- Since you’re hugging the left wall and all, this might be a good time to visit Artist Alley, where you can find multiple Bobs — both Angry Flower (E-14) and White (L-06) varieties — along with Let’s Be Friends Again (A-11), various members of Comics Bakery (G-10), my sporting bet nemesis (G-14), and the Chancellor of Iron Crotch University (I-07).
- Finally, you’ll have to brave the far side of the hall to visit Alaska Robotics, off in booth 906, the veritable hinterland. It’s okay, they’re from America’s Frontier, they can survive on their own just fine. We should also note that Scott Kurtz wants you to remember that Saturday is Classoline Alley Day at ECCC, when all and sundry are invited to nudge their wardrobes up a notch or two. If you’re not sure what constitutes “classy”, quietly observe Latin Art-throb Aaron Diaz back at the TopatoCo booth, but please — no sudden motion; he startles easily.

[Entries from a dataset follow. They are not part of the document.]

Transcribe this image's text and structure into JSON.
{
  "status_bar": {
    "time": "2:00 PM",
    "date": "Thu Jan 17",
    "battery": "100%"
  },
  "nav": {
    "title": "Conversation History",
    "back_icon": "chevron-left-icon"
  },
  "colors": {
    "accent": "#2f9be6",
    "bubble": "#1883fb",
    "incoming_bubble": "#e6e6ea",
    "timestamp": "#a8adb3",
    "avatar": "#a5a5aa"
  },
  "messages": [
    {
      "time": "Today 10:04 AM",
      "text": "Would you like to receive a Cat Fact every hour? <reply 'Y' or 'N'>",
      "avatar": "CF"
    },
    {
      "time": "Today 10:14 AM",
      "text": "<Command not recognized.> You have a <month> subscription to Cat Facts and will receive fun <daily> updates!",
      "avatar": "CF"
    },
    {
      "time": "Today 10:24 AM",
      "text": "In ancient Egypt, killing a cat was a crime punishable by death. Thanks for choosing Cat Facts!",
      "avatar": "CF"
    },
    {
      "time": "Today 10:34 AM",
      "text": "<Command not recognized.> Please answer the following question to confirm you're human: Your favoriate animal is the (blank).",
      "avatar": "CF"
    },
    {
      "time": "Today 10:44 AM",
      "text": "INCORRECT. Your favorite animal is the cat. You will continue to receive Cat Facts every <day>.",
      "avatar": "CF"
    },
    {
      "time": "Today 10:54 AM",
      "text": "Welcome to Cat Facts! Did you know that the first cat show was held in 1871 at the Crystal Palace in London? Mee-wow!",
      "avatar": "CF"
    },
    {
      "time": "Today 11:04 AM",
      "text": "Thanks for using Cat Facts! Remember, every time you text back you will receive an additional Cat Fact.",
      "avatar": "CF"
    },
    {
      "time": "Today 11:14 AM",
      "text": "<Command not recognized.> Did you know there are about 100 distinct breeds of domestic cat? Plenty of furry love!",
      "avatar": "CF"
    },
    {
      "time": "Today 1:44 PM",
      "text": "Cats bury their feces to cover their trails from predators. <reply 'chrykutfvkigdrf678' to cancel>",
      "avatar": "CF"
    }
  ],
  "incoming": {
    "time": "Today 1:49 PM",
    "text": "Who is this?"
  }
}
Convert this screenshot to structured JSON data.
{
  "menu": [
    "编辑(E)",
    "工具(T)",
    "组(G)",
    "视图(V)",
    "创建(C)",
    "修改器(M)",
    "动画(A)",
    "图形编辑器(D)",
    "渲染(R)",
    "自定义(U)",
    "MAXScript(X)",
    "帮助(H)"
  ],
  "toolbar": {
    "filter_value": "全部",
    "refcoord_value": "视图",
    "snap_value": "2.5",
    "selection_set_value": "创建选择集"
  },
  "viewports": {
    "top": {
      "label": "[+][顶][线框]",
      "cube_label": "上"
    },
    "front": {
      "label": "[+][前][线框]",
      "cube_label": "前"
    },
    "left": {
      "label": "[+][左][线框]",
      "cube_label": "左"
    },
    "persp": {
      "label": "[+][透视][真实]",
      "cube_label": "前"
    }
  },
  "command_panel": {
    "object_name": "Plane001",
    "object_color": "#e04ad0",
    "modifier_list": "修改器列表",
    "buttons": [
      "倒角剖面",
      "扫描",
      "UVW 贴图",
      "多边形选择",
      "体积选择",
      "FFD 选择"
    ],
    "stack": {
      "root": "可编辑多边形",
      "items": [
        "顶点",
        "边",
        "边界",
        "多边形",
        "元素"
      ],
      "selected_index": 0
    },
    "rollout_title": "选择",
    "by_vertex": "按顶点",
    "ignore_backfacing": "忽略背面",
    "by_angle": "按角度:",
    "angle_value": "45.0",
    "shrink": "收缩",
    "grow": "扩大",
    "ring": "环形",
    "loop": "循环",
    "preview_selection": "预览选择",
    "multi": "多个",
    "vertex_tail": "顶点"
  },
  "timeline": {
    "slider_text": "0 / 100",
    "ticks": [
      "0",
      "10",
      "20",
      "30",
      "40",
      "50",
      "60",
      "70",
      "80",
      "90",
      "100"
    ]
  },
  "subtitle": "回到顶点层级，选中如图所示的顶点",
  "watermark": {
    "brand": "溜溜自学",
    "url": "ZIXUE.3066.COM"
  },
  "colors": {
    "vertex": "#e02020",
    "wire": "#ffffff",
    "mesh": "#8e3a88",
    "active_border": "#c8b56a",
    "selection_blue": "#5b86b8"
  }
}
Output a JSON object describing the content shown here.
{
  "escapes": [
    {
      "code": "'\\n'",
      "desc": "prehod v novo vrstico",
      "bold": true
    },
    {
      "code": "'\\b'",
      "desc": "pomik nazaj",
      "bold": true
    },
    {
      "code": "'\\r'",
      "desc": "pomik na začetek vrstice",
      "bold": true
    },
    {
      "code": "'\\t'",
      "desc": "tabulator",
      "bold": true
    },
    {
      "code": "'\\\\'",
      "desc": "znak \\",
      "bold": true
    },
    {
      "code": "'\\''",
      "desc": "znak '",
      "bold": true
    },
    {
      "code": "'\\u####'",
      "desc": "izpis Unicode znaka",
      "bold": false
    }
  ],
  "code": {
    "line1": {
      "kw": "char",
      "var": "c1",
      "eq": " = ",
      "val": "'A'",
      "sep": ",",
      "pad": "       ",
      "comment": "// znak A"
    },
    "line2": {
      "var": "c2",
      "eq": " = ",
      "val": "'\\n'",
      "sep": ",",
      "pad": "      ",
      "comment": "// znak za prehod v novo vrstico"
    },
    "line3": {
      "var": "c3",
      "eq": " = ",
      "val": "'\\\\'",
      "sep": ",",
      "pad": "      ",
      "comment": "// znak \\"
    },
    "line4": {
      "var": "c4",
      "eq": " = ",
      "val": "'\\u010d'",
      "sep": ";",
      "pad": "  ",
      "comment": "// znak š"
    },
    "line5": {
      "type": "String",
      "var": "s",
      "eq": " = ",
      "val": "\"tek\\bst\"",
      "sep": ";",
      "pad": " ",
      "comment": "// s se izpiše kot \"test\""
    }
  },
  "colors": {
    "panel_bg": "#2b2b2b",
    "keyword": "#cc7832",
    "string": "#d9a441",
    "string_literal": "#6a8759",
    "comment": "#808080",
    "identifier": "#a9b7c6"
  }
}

Now that we’re all caught up, let’s move on to fresh territory, shall we? Actually, let’s revisit recently-covered territory; in comments on this site, one may observe a pair of missives that are worth your attention.
- In reference to the difficulties of getting the Erfworld books delivered, Darren Gendron helpfully notes that any business with China around the Lunar New Year is a dicey proposition. File that one away for next year, those seeking overseas printing.
- In reference to the wanton destruction of his sites, Friend o’ Fleen Lore Sjöberg (link still dead, but it’ll be back someday) thinks out loud about a madcap new idea he’s having. From his Tumblr, the possibilities of new forms of electronic media enjoyment:
I want you to be able to treat my digital creations — pictures, words, music, video, whatever — the same way you do mp3 files. I want you to be able to download them as files, mail them to your friends, stick them on the portable or stationary device of your choice and enjoy them how you want.
I want you to be able to read them online if you have a net connection, but I want you to be able to pack them up and carry them along with you in case you don’t. Maybe you want a simple, no-frills reader on your smartphone, and maybe you want a pretty custom skin for reading them on your home computer, and maybe you want random Lore cartoons to come up on your screensaver.
I think in a decade or so this sort of thing will be much more common. Websites and PDF files will still exist, but encapulated data with rich metadata that can be sorted and rendered according to the needs of the reader will be the standard for any sort of serious data stream.
I’ve done a little poking around, and I’ve found something that I think will work for now. It will render in at least 75% of current browsers in operation, and more like 99% of browsers that don’t have my name in them. It will be reader-friendly, generous with metadata, and extremely portable. I hope you’ll have fun reading it, and I hope other people will join in the fun as well.
I’m just going to dive in and see if I can make something neat. With a little luck and a little free time, you’ll see the first steps in a few days.
Call me crazy, but that right there is what you call a Manifesto, with a capital Man! I am going to be really intrigued to see what Lore (who is a very clever guy) can do along these lines, and even more intrigued to see if, in that promised decade, we’re all casually using LEM (Lore’s Encapsulated Media) as the default content format.